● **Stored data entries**
▬▬▬
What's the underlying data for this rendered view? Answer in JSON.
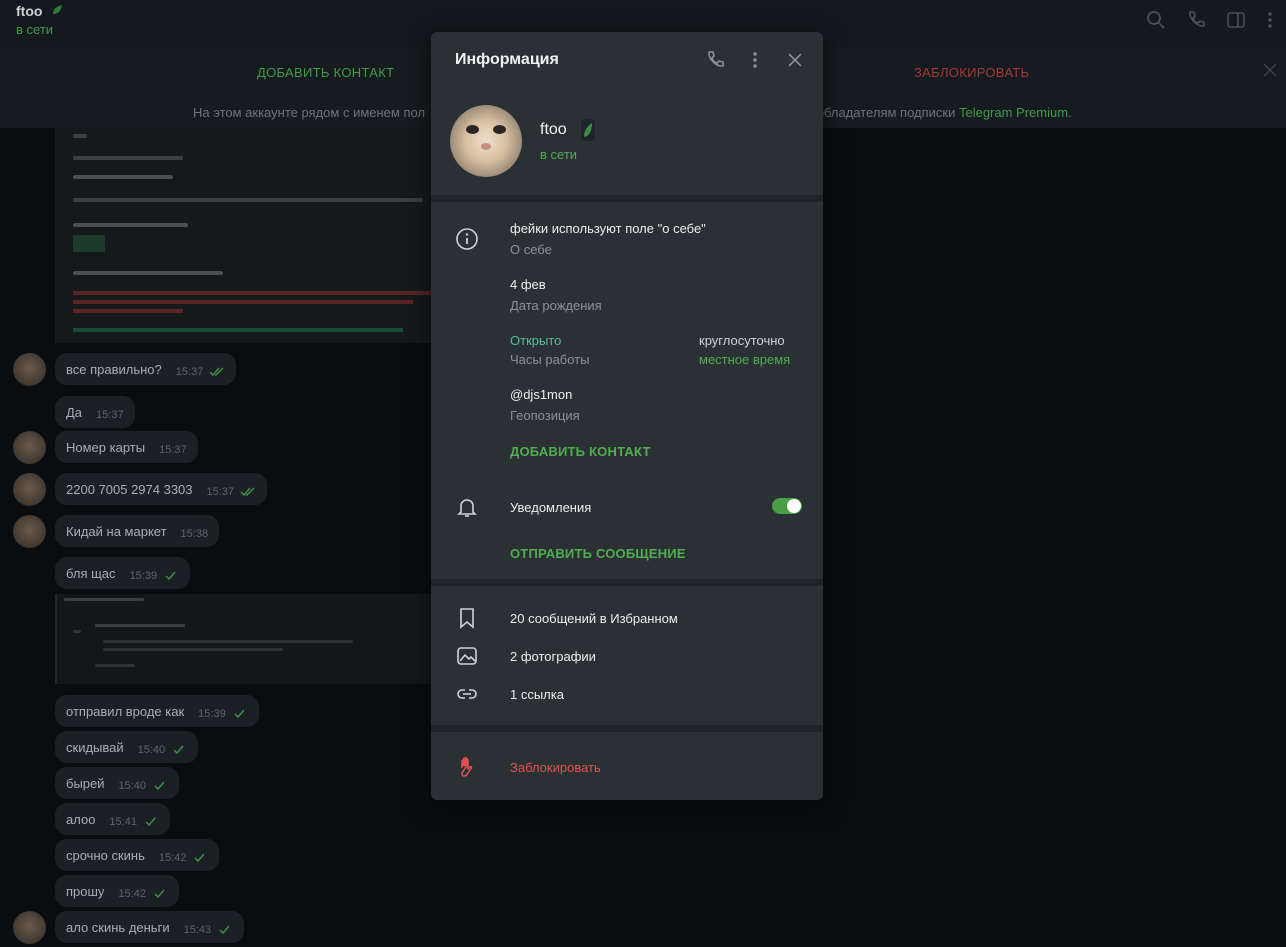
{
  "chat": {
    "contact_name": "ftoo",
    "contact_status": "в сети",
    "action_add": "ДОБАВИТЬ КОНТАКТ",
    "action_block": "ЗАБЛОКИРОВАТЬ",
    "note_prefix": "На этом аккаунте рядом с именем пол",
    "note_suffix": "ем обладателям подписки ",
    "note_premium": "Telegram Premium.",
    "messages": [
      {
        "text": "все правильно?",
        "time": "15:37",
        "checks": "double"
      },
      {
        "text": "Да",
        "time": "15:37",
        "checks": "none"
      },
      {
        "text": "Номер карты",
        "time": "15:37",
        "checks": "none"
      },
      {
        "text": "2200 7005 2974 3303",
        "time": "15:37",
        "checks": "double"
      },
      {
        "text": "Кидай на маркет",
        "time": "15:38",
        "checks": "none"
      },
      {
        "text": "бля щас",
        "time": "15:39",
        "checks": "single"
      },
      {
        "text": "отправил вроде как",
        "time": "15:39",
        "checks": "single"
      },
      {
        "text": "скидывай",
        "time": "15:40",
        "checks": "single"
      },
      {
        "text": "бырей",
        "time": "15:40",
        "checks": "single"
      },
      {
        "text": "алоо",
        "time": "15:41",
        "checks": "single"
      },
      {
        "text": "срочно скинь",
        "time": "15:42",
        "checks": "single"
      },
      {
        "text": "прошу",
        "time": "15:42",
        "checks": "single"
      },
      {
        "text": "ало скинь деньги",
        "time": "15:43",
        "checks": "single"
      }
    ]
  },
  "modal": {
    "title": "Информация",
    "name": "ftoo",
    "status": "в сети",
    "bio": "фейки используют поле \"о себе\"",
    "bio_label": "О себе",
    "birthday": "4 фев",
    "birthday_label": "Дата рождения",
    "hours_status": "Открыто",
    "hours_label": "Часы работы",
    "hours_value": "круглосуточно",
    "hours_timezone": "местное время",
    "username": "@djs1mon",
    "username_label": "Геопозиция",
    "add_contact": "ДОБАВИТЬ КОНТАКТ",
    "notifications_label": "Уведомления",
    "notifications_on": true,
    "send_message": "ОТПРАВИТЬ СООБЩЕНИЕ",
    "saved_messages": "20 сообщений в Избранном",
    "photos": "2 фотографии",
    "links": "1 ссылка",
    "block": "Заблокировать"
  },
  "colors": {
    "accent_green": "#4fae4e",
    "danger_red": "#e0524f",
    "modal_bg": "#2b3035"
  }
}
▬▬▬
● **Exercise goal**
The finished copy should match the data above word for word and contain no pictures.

● **Exercise output**
What's the underlying data for this rendered view? Answer in JSON.
{
  "chat": {
    "contact_name": "ftoo",
    "contact_status": "в сети",
    "action_add": "ДОБАВИТЬ КОНТАКТ",
    "action_block": "ЗАБЛОКИРОВАТЬ",
    "note_prefix": "На этом аккаунте рядом с именем пол",
    "note_suffix": "ем обладателям подписки ",
    "note_premium": "Telegram Premium.",
    "messages": [
      {
        "text": "все правильно?",
        "time": "15:37",
        "checks": "double"
      },
      {
        "text": "Да",
        "time": "15:37",
        "checks": "none"
      },
      {
        "text": "Номер карты",
        "time": "15:37",
        "checks": "none"
      },
      {
        "text": "2200 7005 2974 3303",
        "time": "15:37",
        "checks": "double"
      },
      {
        "text": "Кидай на маркет",
        "time": "15:38",
        "checks": "none"
      },
      {
        "text": "бля щас",
        "time": "15:39",
        "checks": "single"
      },
      {
        "text": "отправил вроде как",
        "time": "15:39",
        "checks": "single"
      },
      {
        "text": "скидывай",
        "time": "15:40",
        "checks": "single"
      },
      {
        "text": "бырей",
        "time": "15:40",
        "checks": "single"
      },
      {
        "text": "алоо",
        "time": "15:41",
        "checks": "single"
      },
      {
        "text": "срочно скинь",
        "time": "15:42",
        "checks": "single"
      },
      {
        "text": "прошу",
        "time": "15:42",
        "checks": "single"
      },
      {
        "text": "ало скинь деньги",
        "time": "15:43",
        "checks": "single"
      }
    ]
  },
  "modal": {
    "title": "Информация",
    "name": "ftoo",
    "status": "в сети",
    "bio": "фейки используют поле \"о себе\"",
    "bio_label": "О себе",
    "birthday": "4 фев",
    "birthday_label": "Дата рождения",
    "hours_status": "Открыто",
    "hours_label": "Часы работы",
    "hours_value": "круглосуточно",
    "hours_timezone": "местное время",
    "username": "@djs1mon",
    "username_label": "Геопозиция",
    "add_contact": "ДОБАВИТЬ КОНТАКТ",
    "notifications_label": "Уведомления",
    "notifications_on": true,
    "send_message": "ОТПРАВИТЬ СООБЩЕНИЕ",
    "saved_messages": "20 сообщений в Избранном",
    "photos": "2 фотографии",
    "links": "1 ссылка",
    "block": "Заблокировать"
  },
  "colors": {
    "accent_green": "#4fae4e",
    "danger_red": "#e0524f",
    "modal_bg": "#2b3035"
  }
}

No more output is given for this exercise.